↓

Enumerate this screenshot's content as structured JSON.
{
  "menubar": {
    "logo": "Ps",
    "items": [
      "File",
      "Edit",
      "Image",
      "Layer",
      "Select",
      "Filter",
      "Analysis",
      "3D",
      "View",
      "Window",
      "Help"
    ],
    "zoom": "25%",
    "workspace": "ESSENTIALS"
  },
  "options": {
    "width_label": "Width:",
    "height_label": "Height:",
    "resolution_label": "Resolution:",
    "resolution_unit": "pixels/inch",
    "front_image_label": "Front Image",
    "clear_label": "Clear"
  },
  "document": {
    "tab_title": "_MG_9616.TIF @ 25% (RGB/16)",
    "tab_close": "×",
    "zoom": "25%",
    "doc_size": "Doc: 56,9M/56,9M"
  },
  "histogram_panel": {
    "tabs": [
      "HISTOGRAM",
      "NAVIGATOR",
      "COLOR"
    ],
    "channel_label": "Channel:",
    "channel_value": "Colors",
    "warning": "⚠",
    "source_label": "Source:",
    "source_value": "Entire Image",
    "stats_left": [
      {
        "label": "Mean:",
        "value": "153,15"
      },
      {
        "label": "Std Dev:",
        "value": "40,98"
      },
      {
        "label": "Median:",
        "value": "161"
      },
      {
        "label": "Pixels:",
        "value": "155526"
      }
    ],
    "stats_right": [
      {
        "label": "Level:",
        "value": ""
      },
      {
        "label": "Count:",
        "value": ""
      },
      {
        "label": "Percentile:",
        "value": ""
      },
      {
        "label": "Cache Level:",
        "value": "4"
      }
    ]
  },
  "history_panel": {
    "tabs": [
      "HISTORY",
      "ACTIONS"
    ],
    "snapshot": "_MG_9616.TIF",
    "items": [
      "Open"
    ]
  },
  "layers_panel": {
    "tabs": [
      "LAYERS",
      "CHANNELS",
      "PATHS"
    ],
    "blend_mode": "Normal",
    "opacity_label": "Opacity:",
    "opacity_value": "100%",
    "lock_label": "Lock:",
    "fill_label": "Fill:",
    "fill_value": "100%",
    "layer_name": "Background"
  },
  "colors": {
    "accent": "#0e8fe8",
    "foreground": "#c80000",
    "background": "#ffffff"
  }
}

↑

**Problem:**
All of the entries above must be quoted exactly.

**Result of the task:**
Enumerate this screenshot's content as structured JSON.
{
  "menubar": {
    "logo": "Ps",
    "items": [
      "File",
      "Edit",
      "Image",
      "Layer",
      "Select",
      "Filter",
      "Analysis",
      "3D",
      "View",
      "Window",
      "Help"
    ],
    "zoom": "25%",
    "workspace": "ESSENTIALS"
  },
  "options": {
    "width_label": "Width:",
    "height_label": "Height:",
    "resolution_label": "Resolution:",
    "resolution_unit": "pixels/inch",
    "front_image_label": "Front Image",
    "clear_label": "Clear"
  },
  "document": {
    "tab_title": "_MG_9616.TIF @ 25% (RGB/16)",
    "tab_close": "×",
    "zoom": "25%",
    "doc_size": "Doc: 56,9M/56,9M"
  },
  "histogram_panel": {
    "tabs": [
      "HISTOGRAM",
      "NAVIGATOR",
      "COLOR"
    ],
    "channel_label": "Channel:",
    "channel_value": "Colors",
    "warning": "⚠",
    "source_label": "Source:",
    "source_value": "Entire Image",
    "stats_left": [
      {
        "label": "Mean:",
        "value": "153,15"
      },
      {
        "label": "Std Dev:",
        "value": "40,98"
      },
      {
        "label": "Median:",
        "value": "161"
      },
      {
        "label": "Pixels:",
        "value": "155526"
      }
    ],
    "stats_right": [
      {
        "label": "Level:",
        "value": ""
      },
      {
        "label": "Count:",
        "value": ""
      },
      {
        "label": "Percentile:",
        "value": ""
      },
      {
        "label": "Cache Level:",
        "value": "4"
      }
    ]
  },
  "history_panel": {
    "tabs": [
      "HISTORY",
      "ACTIONS"
    ],
    "snapshot": "_MG_9616.TIF",
    "items": [
      "Open"
    ]
  },
  "layers_panel": {
    "tabs": [
      "LAYERS",
      "CHANNELS",
      "PATHS"
    ],
    "blend_mode": "Normal",
    "opacity_label": "Opacity:",
    "opacity_value": "100%",
    "lock_label": "Lock:",
    "fill_label": "Fill:",
    "fill_value": "100%",
    "layer_name": "Background"
  },
  "colors": {
    "accent": "#0e8fe8",
    "foreground": "#c80000",
    "background": "#ffffff"
  }
}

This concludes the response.